[Interface dataset entries]
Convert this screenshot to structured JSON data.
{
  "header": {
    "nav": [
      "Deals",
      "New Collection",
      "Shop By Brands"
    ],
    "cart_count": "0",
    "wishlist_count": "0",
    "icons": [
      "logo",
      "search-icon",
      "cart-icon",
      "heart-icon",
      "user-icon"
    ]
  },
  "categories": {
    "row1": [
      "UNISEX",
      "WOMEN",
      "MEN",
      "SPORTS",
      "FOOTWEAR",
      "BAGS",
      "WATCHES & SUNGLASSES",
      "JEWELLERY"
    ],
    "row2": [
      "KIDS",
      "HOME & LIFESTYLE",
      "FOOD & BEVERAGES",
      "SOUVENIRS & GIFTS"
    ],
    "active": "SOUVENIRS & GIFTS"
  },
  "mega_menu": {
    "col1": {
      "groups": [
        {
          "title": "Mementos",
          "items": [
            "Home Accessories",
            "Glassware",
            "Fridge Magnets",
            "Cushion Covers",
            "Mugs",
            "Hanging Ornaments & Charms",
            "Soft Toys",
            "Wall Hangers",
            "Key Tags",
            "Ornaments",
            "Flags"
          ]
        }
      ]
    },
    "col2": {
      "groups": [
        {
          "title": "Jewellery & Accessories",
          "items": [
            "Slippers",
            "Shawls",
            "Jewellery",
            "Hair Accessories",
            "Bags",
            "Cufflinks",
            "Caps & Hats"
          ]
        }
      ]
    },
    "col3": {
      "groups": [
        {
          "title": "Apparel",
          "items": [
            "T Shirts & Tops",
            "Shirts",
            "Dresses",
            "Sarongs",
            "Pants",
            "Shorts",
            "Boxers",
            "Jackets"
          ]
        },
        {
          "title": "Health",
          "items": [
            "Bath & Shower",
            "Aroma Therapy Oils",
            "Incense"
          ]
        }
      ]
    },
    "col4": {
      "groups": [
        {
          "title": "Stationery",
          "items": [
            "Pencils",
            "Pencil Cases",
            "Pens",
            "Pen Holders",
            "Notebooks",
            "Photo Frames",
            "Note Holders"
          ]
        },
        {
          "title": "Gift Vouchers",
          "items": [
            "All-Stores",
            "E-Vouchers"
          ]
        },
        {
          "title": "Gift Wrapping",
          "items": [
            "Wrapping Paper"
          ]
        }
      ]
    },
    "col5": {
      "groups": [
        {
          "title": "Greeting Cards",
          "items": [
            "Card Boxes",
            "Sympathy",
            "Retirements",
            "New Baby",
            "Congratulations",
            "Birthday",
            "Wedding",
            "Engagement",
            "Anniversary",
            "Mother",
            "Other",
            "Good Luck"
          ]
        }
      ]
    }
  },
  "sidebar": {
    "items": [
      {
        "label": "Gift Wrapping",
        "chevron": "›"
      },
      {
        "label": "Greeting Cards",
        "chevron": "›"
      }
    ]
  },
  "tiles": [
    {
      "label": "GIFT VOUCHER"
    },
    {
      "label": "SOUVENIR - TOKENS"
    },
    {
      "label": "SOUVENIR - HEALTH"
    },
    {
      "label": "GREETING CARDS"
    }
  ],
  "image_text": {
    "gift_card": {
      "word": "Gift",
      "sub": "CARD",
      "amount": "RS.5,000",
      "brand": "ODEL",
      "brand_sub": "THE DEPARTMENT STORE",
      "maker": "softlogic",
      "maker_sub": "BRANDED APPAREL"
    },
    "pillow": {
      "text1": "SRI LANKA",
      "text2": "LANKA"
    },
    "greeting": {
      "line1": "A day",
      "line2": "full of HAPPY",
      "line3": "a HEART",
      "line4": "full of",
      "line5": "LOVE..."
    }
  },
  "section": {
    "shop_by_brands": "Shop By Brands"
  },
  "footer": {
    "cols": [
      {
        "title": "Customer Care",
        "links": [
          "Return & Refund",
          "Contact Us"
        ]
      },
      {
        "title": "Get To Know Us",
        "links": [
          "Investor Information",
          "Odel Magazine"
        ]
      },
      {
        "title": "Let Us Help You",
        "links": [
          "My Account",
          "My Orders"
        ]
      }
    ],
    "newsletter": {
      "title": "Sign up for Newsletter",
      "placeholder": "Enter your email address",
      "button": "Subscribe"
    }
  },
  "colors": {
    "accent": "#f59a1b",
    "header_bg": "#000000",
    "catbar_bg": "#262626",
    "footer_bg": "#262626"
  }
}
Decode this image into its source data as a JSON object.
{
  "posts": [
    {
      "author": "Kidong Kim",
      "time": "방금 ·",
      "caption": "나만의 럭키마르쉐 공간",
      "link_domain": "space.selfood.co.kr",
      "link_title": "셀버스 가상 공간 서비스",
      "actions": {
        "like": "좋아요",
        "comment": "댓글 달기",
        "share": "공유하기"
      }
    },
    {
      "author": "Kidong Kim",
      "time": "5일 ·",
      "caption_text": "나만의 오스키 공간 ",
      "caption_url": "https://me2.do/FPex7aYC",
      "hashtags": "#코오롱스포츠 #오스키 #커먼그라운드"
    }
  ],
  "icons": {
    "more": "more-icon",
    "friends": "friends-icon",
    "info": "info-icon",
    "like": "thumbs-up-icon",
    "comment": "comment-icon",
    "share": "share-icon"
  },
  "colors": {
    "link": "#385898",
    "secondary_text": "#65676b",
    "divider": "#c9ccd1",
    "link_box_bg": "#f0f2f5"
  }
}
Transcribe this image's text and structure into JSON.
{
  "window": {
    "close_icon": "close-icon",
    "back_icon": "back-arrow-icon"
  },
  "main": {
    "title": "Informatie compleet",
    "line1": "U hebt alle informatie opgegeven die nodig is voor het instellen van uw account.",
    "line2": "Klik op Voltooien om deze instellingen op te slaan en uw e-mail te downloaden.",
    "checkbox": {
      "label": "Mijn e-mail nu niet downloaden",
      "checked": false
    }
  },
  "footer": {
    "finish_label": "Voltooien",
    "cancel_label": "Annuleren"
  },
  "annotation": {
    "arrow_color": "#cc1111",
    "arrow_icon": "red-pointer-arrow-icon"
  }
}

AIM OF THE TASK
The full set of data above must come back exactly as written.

SOLUTION FOR THIS PROBLEM
Convert this screenshot to structured JSON data.
{
  "header": {
    "nav": [
      "Deals",
      "New Collection",
      "Shop By Brands"
    ],
    "cart_count": "0",
    "wishlist_count": "0",
    "icons": [
      "logo",
      "search-icon",
      "cart-icon",
      "heart-icon",
      "user-icon"
    ]
  },
  "categories": {
    "row1": [
      "UNISEX",
      "WOMEN",
      "MEN",
      "SPORTS",
      "FOOTWEAR",
      "BAGS",
      "WATCHES & SUNGLASSES",
      "JEWELLERY"
    ],
    "row2": [
      "KIDS",
      "HOME & LIFESTYLE",
      "FOOD & BEVERAGES",
      "SOUVENIRS & GIFTS"
    ],
    "active": "SOUVENIRS & GIFTS"
  },
  "mega_menu": {
    "col1": {
      "groups": [
        {
          "title": "Mementos",
          "items": [
            "Home Accessories",
            "Glassware",
            "Fridge Magnets",
            "Cushion Covers",
            "Mugs",
            "Hanging Ornaments & Charms",
            "Soft Toys",
            "Wall Hangers",
            "Key Tags",
            "Ornaments",
            "Flags"
          ]
        }
      ]
    },
    "col2": {
      "groups": [
        {
          "title": "Jewellery & Accessories",
          "items": [
            "Slippers",
            "Shawls",
            "Jewellery",
            "Hair Accessories",
            "Bags",
            "Cufflinks",
            "Caps & Hats"
          ]
        }
      ]
    },
    "col3": {
      "groups": [
        {
          "title": "Apparel",
          "items": [
            "T Shirts & Tops",
            "Shirts",
            "Dresses",
            "Sarongs",
            "Pants",
            "Shorts",
            "Boxers",
            "Jackets"
          ]
        },
        {
          "title": "Health",
          "items": [
            "Bath & Shower",
            "Aroma Therapy Oils",
            "Incense"
          ]
        }
      ]
    },
    "col4": {
      "groups": [
        {
          "title": "Stationery",
          "items": [
            "Pencils",
            "Pencil Cases",
            "Pens",
            "Pen Holders",
            "Notebooks",
            "Photo Frames",
            "Note Holders"
          ]
        },
        {
          "title": "Gift Vouchers",
          "items": [
            "All-Stores",
            "E-Vouchers"
          ]
        },
        {
          "title": "Gift Wrapping",
          "items": [
            "Wrapping Paper"
          ]
        }
      ]
    },
    "col5": {
      "groups": [
        {
          "title": "Greeting Cards",
          "items": [
            "Card Boxes",
            "Sympathy",
            "Retirements",
            "New Baby",
            "Congratulations",
            "Birthday",
            "Wedding",
            "Engagement",
            "Anniversary",
            "Mother",
            "Other",
            "Good Luck"
          ]
        }
      ]
    }
  },
  "sidebar": {
    "items": [
      {
        "label": "Gift Wrapping",
        "chevron": "›"
      },
      {
        "label": "Greeting Cards",
        "chevron": "›"
      }
    ]
  },
  "tiles": [
    {
      "label": "GIFT VOUCHER"
    },
    {
      "label": "SOUVENIR - TOKENS"
    },
    {
      "label": "SOUVENIR - HEALTH"
    },
    {
      "label": "GREETING CARDS"
    }
  ],
  "image_text": {
    "gift_card": {
      "word": "Gift",
      "sub": "CARD",
      "amount": "RS.5,000",
      "brand": "ODEL",
      "brand_sub": "THE DEPARTMENT STORE",
      "maker": "softlogic",
      "maker_sub": "BRANDED APPAREL"
    },
    "pillow": {
      "text1": "SRI LANKA",
      "text2": "LANKA"
    },
    "greeting": {
      "line1": "A day",
      "line2": "full of HAPPY",
      "line3": "a HEART",
      "line4": "full of",
      "line5": "LOVE..."
    }
  },
  "section": {
    "shop_by_brands": "Shop By Brands"
  },
  "footer": {
    "cols": [
      {
        "title": "Customer Care",
        "links": [
          "Return & Refund",
          "Contact Us"
        ]
      },
      {
        "title": "Get To Know Us",
        "links": [
          "Investor Information",
          "Odel Magazine"
        ]
      },
      {
        "title": "Let Us Help You",
        "links": [
          "My Account",
          "My Orders"
        ]
      }
    ],
    "newsletter": {
      "title": "Sign up for Newsletter",
      "placeholder": "Enter your email address",
      "button": "Subscribe"
    }
  },
  "colors": {
    "accent": "#f59a1b",
    "header_bg": "#000000",
    "catbar_bg": "#262626",
    "footer_bg": "#262626"
  }
}
Decode this image into its source data as a JSON object.
{
  "posts": [
    {
      "author": "Kidong Kim",
      "time": "방금 ·",
      "caption": "나만의 럭키마르쉐 공간",
      "link_domain": "space.selfood.co.kr",
      "link_title": "셀버스 가상 공간 서비스",
      "actions": {
        "like": "좋아요",
        "comment": "댓글 달기",
        "share": "공유하기"
      }
    },
    {
      "author": "Kidong Kim",
      "time": "5일 ·",
      "caption_text": "나만의 오스키 공간 ",
      "caption_url": "https://me2.do/FPex7aYC",
      "hashtags": "#코오롱스포츠 #오스키 #커먼그라운드"
    }
  ],
  "icons": {
    "more": "more-icon",
    "friends": "friends-icon",
    "info": "info-icon",
    "like": "thumbs-up-icon",
    "comment": "comment-icon",
    "share": "share-icon"
  },
  "colors": {
    "link": "#385898",
    "secondary_text": "#65676b",
    "divider": "#c9ccd1",
    "link_box_bg": "#f0f2f5"
  }
}
Transcribe this image's text and structure into JSON.
{
  "window": {
    "close_icon": "close-icon",
    "back_icon": "back-arrow-icon"
  },
  "main": {
    "title": "Informatie compleet",
    "line1": "U hebt alle informatie opgegeven die nodig is voor het instellen van uw account.",
    "line2": "Klik op Voltooien om deze instellingen op te slaan en uw e-mail te downloaden.",
    "checkbox": {
      "label": "Mijn e-mail nu niet downloaden",
      "checked": false
    }
  },
  "footer": {
    "finish_label": "Voltooien",
    "cancel_label": "Annuleren"
  },
  "annotation": {
    "arrow_color": "#cc1111",
    "arrow_icon": "red-pointer-arrow-icon"
  }
}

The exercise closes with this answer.